(Component data from apps and pages)
Start of Block
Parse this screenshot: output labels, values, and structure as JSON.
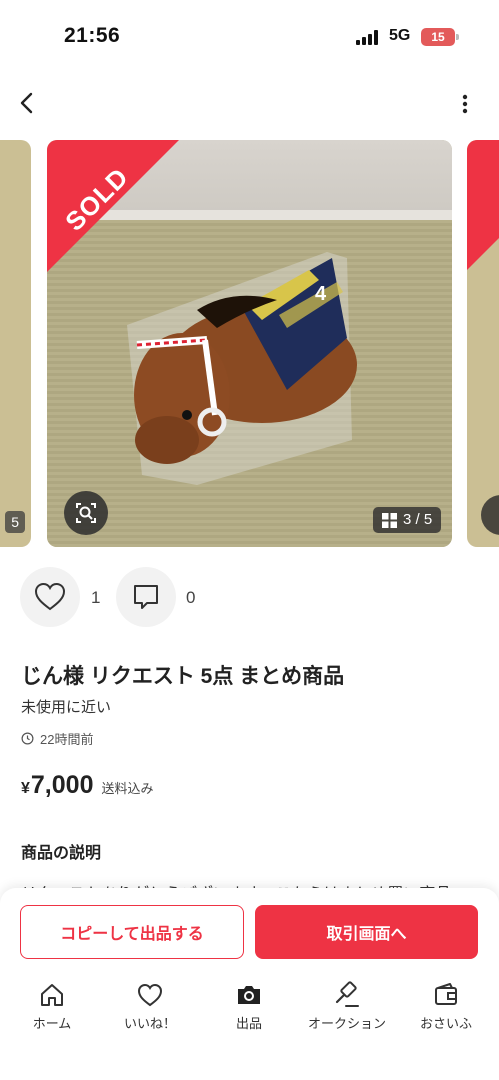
{
  "status_bar": {
    "time": "21:56",
    "network": "5G",
    "battery": "15"
  },
  "nav": {
    "back_icon": "chevron-left-icon",
    "more_icon": "more-vertical-icon"
  },
  "gallery": {
    "sold_label": "SOLD",
    "counter": "3 / 5",
    "prev_counter": "5"
  },
  "reactions": {
    "likes": "1",
    "comments": "0"
  },
  "product": {
    "title": "じん様 リクエスト 5点 まとめ商品",
    "condition": "未使用に近い",
    "posted": "22時間前",
    "price_symbol": "¥",
    "price": "7,000",
    "shipping": "送料込み"
  },
  "description": {
    "heading": "商品の説明",
    "text": "リクエストありがとうございます。こちらはまとめ買い商品"
  },
  "actions": {
    "copy_label": "コピーして出品する",
    "trade_label": "取引画面へ"
  },
  "tabs": [
    {
      "label": "ホーム",
      "icon": "home-icon"
    },
    {
      "label": "いいね！",
      "icon": "heart-icon"
    },
    {
      "label": "出品",
      "icon": "camera-icon"
    },
    {
      "label": "オークション",
      "icon": "gavel-icon"
    },
    {
      "label": "おさいふ",
      "icon": "wallet-icon"
    }
  ],
  "colors": {
    "accent": "#ee3344",
    "text": "#222222",
    "muted": "#555555"
  }
}
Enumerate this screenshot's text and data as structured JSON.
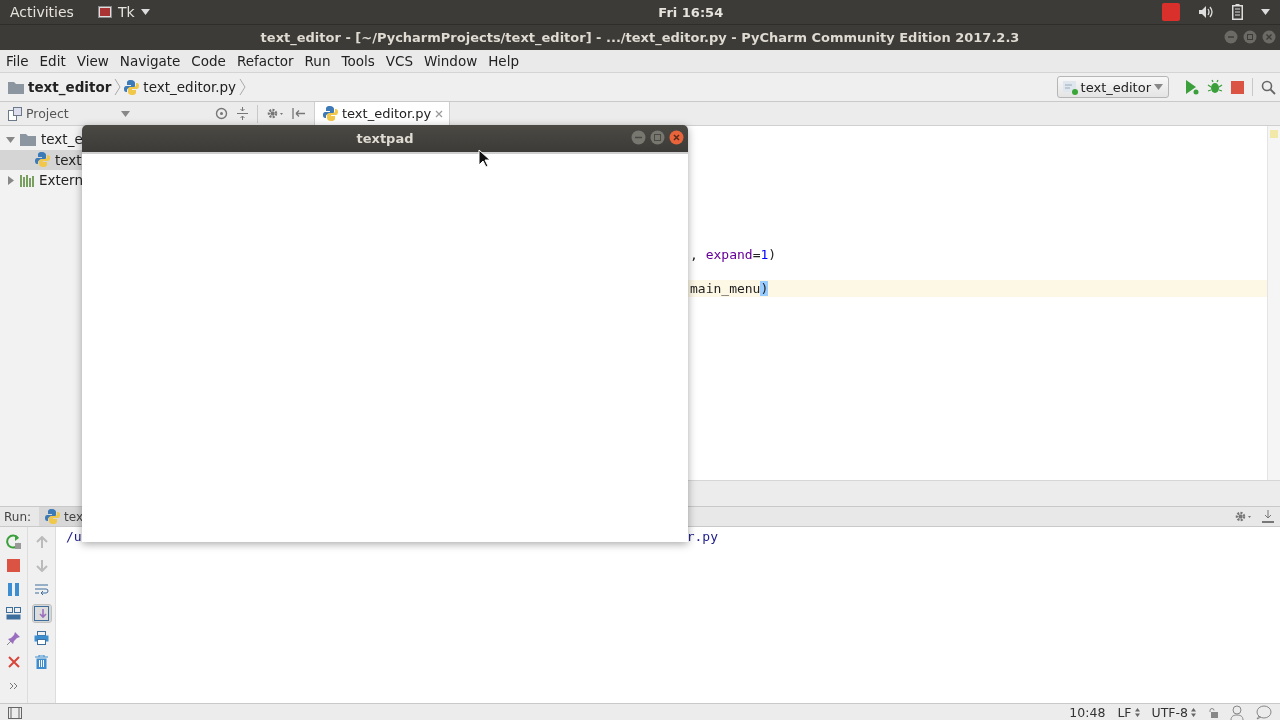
{
  "top_bar": {
    "activities": "Activities",
    "app_menu": "Tk",
    "clock": "Fri 16:54"
  },
  "window": {
    "title": "text_editor - [~/PycharmProjects/text_editor] - .../text_editor.py - PyCharm Community Edition 2017.2.3"
  },
  "menu": [
    "File",
    "Edit",
    "View",
    "Navigate",
    "Code",
    "Refactor",
    "Run",
    "Tools",
    "VCS",
    "Window",
    "Help"
  ],
  "breadcrumbs": [
    {
      "label": "text_editor",
      "kind": "folder"
    },
    {
      "label": "text_editor.py",
      "kind": "python"
    }
  ],
  "run_config": "text_editor",
  "project_panel": {
    "title": "Project",
    "tree": [
      {
        "label": "text_e",
        "kind": "folder",
        "expanded": true,
        "selected": false,
        "children": [
          {
            "label": "text",
            "kind": "python",
            "selected": true
          }
        ]
      },
      {
        "label": "Extern",
        "kind": "library",
        "expanded": false,
        "selected": false
      }
    ]
  },
  "editor_tabs": [
    {
      "label": "text_editor.py",
      "selected": true
    }
  ],
  "code_lines": [
    {
      "current": false,
      "segments": [
        {
          "text": ", ",
          "kind": "plain"
        },
        {
          "text": "expand",
          "kind": "kwarg"
        },
        {
          "text": "=",
          "kind": "plain"
        },
        {
          "text": "1",
          "kind": "number"
        },
        {
          "text": ")",
          "kind": "plain"
        }
      ]
    },
    {
      "current": true,
      "segments": [
        {
          "text": "main_menu",
          "kind": "plain"
        },
        {
          "text": ")",
          "kind": "brace-match"
        }
      ]
    }
  ],
  "dialog": {
    "title": "textpad"
  },
  "run_panel": {
    "label": "Run:",
    "tabs": [
      {
        "label": "tex",
        "selected": true
      }
    ],
    "console": [
      "/u",
      "r.py"
    ]
  },
  "status_bar": {
    "position": "10:48",
    "line_separator": "LF",
    "encoding": "UTF-8"
  }
}
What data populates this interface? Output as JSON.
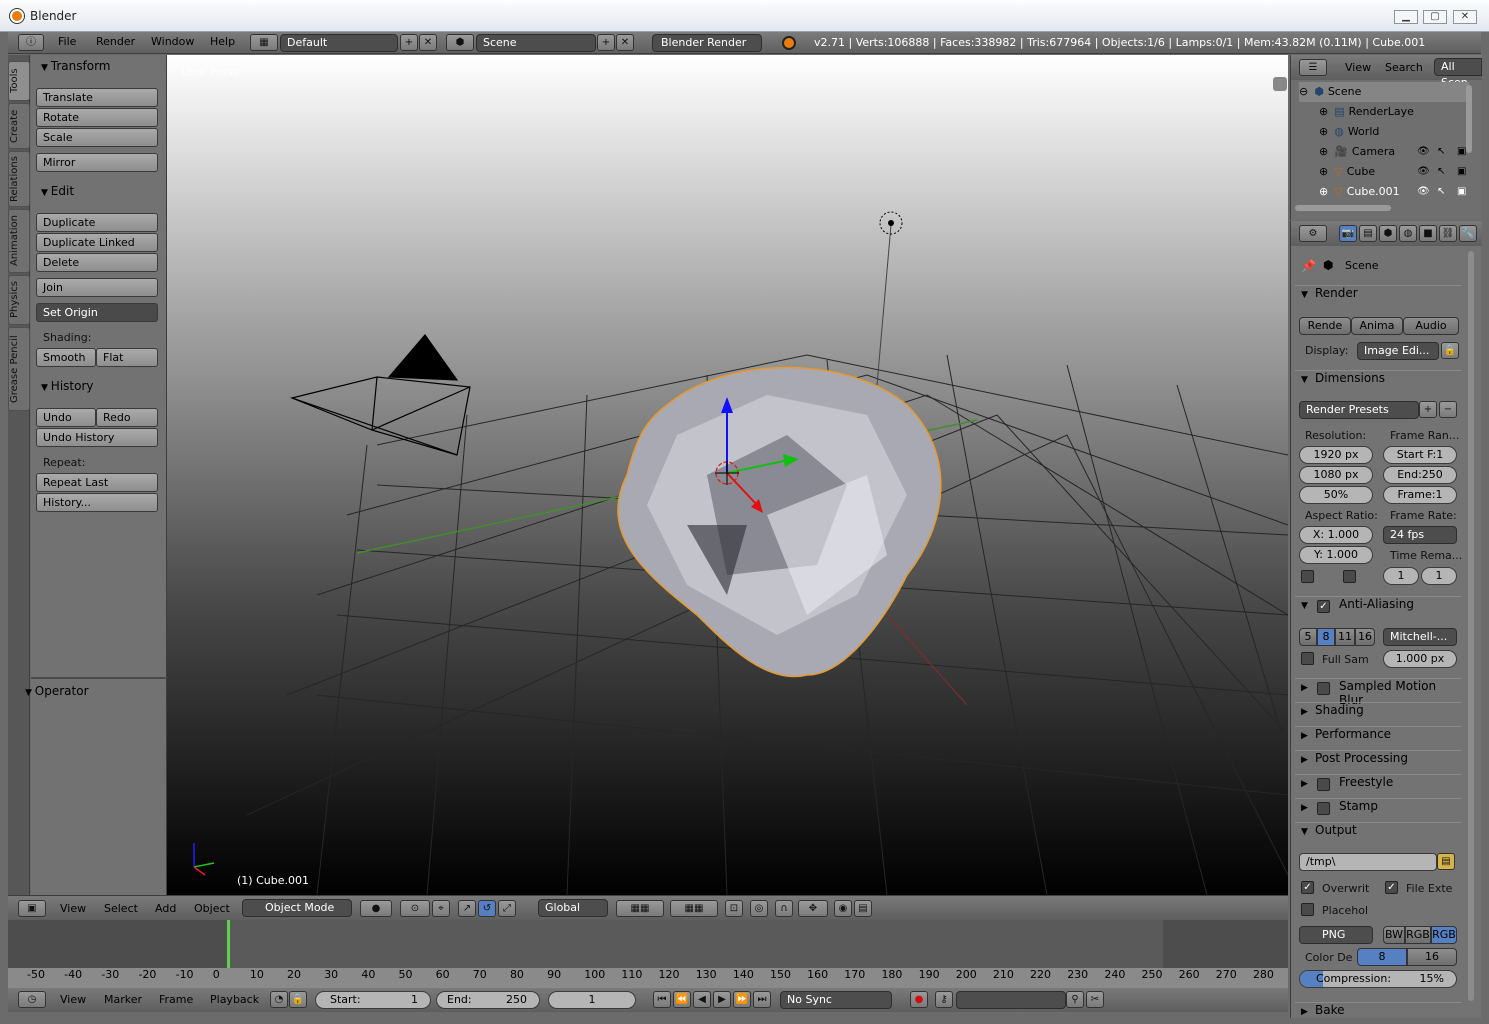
{
  "window": {
    "title": "Blender",
    "min": "▁",
    "max": "▢",
    "close": "✕"
  },
  "topbar": {
    "menus": [
      "File",
      "Render",
      "Window",
      "Help"
    ],
    "layout": "Default",
    "scene": "Scene",
    "engine": "Blender Render",
    "info": "v2.71 | Verts:106888 | Faces:338982 | Tris:677964 | Objects:1/6 | Lamps:0/1 | Mem:43.82M (0.11M) | Cube.001"
  },
  "lefttabs": [
    "Tools",
    "Create",
    "Relations",
    "Animation",
    "Physics",
    "Grease Pencil"
  ],
  "toolshelf": {
    "transform": "Transform",
    "translate": "Translate",
    "rotate": "Rotate",
    "scale": "Scale",
    "mirror": "Mirror",
    "edit": "Edit",
    "duplicate": "Duplicate",
    "duplicate_linked": "Duplicate Linked",
    "delete": "Delete",
    "join": "Join",
    "set_origin": "Set Origin",
    "shading": "Shading:",
    "smooth": "Smooth",
    "flat": "Flat",
    "history": "History",
    "undo": "Undo",
    "redo": "Redo",
    "undo_history": "Undo History",
    "repeat": "Repeat:",
    "repeat_last": "Repeat Last",
    "history_btn": "History...",
    "operator": "Operator"
  },
  "viewport": {
    "view_label": "User Persp",
    "object_label": "(1) Cube.001"
  },
  "vpheader": {
    "menus": [
      "View",
      "Select",
      "Add",
      "Object"
    ],
    "mode": "Object Mode",
    "orientation": "Global"
  },
  "timeline": {
    "ticks": [
      "-50",
      "-40",
      "-30",
      "-20",
      "-10",
      "0",
      "10",
      "20",
      "30",
      "40",
      "50",
      "60",
      "70",
      "80",
      "90",
      "100",
      "110",
      "120",
      "130",
      "140",
      "150",
      "160",
      "170",
      "180",
      "190",
      "200",
      "210",
      "220",
      "230",
      "240",
      "250",
      "260",
      "270",
      "280"
    ]
  },
  "tlheader": {
    "menus": [
      "View",
      "Marker",
      "Frame",
      "Playback"
    ],
    "start_label": "Start:",
    "start": "1",
    "end_label": "End:",
    "end": "250",
    "frame": "1",
    "sync": "No Sync"
  },
  "outliner": {
    "menus": [
      "View",
      "Search",
      "All Scen"
    ],
    "items": [
      {
        "label": "Scene",
        "indent": 0
      },
      {
        "label": "RenderLaye",
        "indent": 1
      },
      {
        "label": "World",
        "indent": 1
      },
      {
        "label": "Camera",
        "indent": 1
      },
      {
        "label": "Cube",
        "indent": 1
      },
      {
        "label": "Cube.001",
        "indent": 1
      }
    ]
  },
  "props": {
    "context": "Scene",
    "render": "Render",
    "render_btn": "Rende",
    "anim_btn": "Anima",
    "audio_btn": "Audio",
    "display_label": "Display:",
    "display": "Image Edi...",
    "dimensions": "Dimensions",
    "presets": "Render Presets",
    "resolution": "Resolution:",
    "frame_range": "Frame Ran...",
    "res_x": "1920 px",
    "res_y": "1080 px",
    "res_pct": "50%",
    "start_f": "Start F:1",
    "end_f": "End:250",
    "frame_f": "Frame:1",
    "aspect": "Aspect Ratio:",
    "frame_rate": "Frame Rate:",
    "asp_x": "X: 1.000",
    "asp_y": "Y: 1.000",
    "fps": "24 fps",
    "time_rema": "Time Rema...",
    "tr_a": "1",
    "tr_b": "1",
    "aa": "Anti-Aliasing",
    "aa_vals": [
      "5",
      "8",
      "11",
      "16"
    ],
    "filter": "Mitchell-...",
    "full_sam": "Full Sam",
    "filter_size": "1.000 px",
    "smb": "Sampled Motion Blur",
    "shading": "Shading",
    "performance": "Performance",
    "post": "Post Processing",
    "freestyle": "Freestyle",
    "stamp": "Stamp",
    "output": "Output",
    "path": "/tmp\\",
    "overwrite": "Overwrit",
    "file_ext": "File Exte",
    "placeholders": "Placehol",
    "format": "PNG",
    "bw": "BW",
    "rgb": "RGB",
    "rgba": "RGB",
    "color_depth": "Color De",
    "cd8": "8",
    "cd16": "16",
    "compression": "Compression:",
    "comp_val": "15%",
    "bake": "Bake"
  }
}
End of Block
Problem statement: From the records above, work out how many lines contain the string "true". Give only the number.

Output of the task: 5